Periodic payments
You can avoid an early withdrawal penalty if you choose to receive your funds on a regular distribution schedule.1

Involuntary IRA distribution
If an IRA distribution is the result of an IRS tax levy, IRS Form 5329 explains how to claim your penalty exception.

Reservist IRA distributions
Members of the National Guard and reservists can take penalty-free distributions if they are called to active duty for at least 180 days. Some restrictions apply.

Qualified disaster
IRA owners in a Federally Declared Disaster Area designated by the Federal Emergency Management Agency (FEMA) who have sustained an economic loss can withdraw up to $22,000 per disaster.

Domestic abuse
If you are a victim of domestic abuse, you may withdraw up to $10,000 (subject to cost-of-living adjustments starting in 2025) or 50% of your balance, whichever is less within one year of the abuse.

Emergency personal expenses
You may take a $1,000 withdrawal, once in a calendar year, for the purpose of an unforeseeable or immediate financial need. No additional emergency expense distributions are allowed during the following calendar year unless repayment occurs, or you make a Traditional or Roth IRA contribution in the amount equal to the distribution amount that has not been repaid.

Repayment of certain distributions

You may be able to pay all or a portion of certain distributions such as Qualified Birth or Adoption, Terminal Illness, Domestic Abuse, Emergency Personal Expenses, and Qualified Disaster Recovery. Please consult with your tax advisor and you can learn more at IRS Publication 590-A.

Age 59½ and over: No Traditional IRA withdrawal restrictions

Once you reach age 59½, you can withdraw funds from your Traditional IRA without restrictions or penalties. You can make a penalty-free IRA withdrawal at any time during this period, but if you had contributed pre-tax dollars to your Traditional IRA, remember that your deductible contributions and earnings (including dividends, interest, and capital gains) will be taxed as ordinary income.

In other words, you will now owe the taxes that you originally deferred. You can keep taking advantage of tax-deferred contributions regardless of your age as long as you have earned income. But you will be required to start taking required minimum distributions (RMDs) for the year you turn age 73.

Learn more about Traditional IRA rules >

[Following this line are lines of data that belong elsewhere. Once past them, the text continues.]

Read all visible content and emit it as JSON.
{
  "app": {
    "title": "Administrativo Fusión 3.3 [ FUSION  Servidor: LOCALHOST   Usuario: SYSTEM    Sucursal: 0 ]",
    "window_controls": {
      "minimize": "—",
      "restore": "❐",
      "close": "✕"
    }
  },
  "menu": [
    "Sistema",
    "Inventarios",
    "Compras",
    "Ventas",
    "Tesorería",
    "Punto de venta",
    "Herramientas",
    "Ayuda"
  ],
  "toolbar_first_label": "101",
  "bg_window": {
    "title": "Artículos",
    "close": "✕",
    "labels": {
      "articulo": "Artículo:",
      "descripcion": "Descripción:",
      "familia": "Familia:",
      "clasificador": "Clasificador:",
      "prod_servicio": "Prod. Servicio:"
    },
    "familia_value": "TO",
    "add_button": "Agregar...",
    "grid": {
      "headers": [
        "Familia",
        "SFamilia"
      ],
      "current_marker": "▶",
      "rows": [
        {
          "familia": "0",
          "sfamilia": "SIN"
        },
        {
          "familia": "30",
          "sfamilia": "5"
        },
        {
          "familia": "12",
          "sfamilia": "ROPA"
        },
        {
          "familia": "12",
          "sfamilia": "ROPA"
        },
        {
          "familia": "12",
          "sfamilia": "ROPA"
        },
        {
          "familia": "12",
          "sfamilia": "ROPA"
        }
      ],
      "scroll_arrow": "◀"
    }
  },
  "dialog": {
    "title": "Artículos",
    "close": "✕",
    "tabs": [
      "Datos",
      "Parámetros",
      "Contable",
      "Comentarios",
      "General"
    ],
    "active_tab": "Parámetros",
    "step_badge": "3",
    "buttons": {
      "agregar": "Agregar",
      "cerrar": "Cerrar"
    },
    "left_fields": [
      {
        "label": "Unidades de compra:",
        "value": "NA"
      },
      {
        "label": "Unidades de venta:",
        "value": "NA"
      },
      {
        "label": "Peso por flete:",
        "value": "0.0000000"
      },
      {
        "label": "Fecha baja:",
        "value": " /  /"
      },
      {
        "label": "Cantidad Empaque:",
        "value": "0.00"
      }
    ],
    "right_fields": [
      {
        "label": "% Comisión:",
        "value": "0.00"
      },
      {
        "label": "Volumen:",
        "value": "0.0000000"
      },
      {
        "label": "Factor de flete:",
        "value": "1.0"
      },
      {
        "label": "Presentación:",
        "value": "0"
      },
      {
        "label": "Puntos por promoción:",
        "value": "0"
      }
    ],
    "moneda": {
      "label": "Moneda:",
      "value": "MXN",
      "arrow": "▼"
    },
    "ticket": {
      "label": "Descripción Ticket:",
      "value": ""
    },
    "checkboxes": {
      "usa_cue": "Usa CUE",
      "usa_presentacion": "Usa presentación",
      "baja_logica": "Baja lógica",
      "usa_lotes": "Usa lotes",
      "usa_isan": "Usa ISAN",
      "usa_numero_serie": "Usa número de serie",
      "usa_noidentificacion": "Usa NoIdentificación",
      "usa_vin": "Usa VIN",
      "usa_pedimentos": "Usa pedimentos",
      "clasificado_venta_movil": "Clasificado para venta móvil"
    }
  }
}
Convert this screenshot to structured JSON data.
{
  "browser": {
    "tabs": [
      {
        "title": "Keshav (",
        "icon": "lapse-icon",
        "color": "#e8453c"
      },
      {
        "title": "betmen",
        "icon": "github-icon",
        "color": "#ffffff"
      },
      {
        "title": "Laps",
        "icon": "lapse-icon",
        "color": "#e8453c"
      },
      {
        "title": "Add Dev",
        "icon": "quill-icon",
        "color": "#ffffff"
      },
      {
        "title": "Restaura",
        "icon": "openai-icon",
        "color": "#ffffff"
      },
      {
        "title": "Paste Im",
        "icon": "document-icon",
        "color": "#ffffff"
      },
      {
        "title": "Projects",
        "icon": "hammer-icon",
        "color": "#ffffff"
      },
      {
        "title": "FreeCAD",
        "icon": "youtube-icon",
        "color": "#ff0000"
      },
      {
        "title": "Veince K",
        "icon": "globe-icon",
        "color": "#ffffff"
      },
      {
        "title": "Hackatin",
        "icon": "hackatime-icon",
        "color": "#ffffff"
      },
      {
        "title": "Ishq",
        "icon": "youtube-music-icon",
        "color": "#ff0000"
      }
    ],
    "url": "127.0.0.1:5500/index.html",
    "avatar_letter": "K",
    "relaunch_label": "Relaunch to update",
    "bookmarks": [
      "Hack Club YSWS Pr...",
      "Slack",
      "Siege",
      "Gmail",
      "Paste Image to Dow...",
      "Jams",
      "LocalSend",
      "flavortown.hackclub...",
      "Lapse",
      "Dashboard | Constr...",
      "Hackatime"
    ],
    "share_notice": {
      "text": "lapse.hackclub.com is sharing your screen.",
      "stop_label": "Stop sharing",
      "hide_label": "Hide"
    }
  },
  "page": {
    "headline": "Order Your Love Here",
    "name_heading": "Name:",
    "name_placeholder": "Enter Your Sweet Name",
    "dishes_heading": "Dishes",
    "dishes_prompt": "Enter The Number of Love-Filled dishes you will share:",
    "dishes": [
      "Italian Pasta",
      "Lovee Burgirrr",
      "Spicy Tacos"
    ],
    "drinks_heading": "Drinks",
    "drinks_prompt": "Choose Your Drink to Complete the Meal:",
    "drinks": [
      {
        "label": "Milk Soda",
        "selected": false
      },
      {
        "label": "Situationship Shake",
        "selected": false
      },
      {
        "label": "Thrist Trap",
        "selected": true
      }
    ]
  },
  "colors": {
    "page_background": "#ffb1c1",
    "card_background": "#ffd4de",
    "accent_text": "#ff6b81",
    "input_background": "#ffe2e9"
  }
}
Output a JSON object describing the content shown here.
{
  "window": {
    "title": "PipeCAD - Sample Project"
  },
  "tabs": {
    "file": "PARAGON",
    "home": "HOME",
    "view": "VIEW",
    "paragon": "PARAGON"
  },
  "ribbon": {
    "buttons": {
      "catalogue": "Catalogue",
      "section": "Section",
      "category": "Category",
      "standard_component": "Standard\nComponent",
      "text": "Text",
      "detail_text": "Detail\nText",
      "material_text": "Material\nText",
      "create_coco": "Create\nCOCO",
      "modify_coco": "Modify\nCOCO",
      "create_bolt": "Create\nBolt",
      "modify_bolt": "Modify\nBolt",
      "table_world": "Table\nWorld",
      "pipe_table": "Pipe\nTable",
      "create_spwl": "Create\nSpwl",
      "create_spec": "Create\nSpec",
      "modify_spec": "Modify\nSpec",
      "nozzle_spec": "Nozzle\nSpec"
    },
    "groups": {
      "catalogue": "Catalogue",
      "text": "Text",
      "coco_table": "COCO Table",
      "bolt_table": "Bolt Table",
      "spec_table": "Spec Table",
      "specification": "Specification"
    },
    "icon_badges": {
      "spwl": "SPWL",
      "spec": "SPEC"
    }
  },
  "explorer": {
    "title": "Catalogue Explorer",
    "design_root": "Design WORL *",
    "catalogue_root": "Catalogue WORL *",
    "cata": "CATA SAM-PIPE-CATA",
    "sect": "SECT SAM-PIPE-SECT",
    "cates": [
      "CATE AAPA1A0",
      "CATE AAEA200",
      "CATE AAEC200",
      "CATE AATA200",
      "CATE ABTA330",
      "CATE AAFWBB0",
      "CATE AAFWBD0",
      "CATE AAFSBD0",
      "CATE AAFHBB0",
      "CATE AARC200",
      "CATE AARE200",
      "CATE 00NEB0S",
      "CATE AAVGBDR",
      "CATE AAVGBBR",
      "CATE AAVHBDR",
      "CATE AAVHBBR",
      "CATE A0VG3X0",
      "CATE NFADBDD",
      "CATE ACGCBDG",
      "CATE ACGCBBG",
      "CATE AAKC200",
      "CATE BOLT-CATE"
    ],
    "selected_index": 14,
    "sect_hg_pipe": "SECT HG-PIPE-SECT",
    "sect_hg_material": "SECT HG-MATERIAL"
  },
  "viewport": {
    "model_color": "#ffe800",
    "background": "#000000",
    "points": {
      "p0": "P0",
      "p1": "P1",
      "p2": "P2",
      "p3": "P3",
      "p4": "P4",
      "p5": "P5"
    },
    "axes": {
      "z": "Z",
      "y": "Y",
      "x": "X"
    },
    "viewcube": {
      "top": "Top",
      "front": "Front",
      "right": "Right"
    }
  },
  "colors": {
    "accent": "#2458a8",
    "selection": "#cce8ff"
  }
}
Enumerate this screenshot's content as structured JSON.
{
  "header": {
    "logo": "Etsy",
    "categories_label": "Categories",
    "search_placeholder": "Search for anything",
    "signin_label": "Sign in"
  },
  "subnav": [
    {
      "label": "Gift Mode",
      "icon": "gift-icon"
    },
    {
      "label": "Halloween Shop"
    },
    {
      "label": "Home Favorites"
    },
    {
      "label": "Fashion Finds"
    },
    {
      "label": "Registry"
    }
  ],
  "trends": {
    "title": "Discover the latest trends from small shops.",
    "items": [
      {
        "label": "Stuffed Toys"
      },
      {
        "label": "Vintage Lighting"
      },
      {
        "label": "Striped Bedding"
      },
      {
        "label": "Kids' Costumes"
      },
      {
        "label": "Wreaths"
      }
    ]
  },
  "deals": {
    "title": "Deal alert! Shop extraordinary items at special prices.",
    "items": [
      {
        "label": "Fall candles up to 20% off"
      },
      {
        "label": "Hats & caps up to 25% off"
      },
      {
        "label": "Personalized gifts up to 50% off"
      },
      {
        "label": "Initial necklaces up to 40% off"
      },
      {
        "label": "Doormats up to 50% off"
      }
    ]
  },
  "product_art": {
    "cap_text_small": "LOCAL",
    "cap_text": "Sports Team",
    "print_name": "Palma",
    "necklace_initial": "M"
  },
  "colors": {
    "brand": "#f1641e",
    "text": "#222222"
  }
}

Age 73 and over: Required minimum withdrawals are mandatory

Once you turn 73, you must start taking annual RMDs from your Traditional IRA. Your first RMD must be taken by April 1 of the year following the year you reach age 73. Every year thereafter you must take an RMD by December 31.

The amount of your RMD is calculated by dividing the value of your Traditional IRA by a life expectancy factor, as determined by the IRS. You can always withdraw more than the RMD, but remember that all distributions are taxed as income. If you don't make withdrawals, you'll be subject to pay a penalty.

Under SECURE 2.0, if you don't take your RMD by the IRS deadline, a 25% excise tax on insufficient or late RMD withdrawals applies. If the RMD is corrected timely, the penalty can be reduced down to 10%. Follow the IRS guidelines and consult your tax advisor. Learn more about RMDs.

Take the next step

Call 866-855-5635 or

Questions? We're ready to help.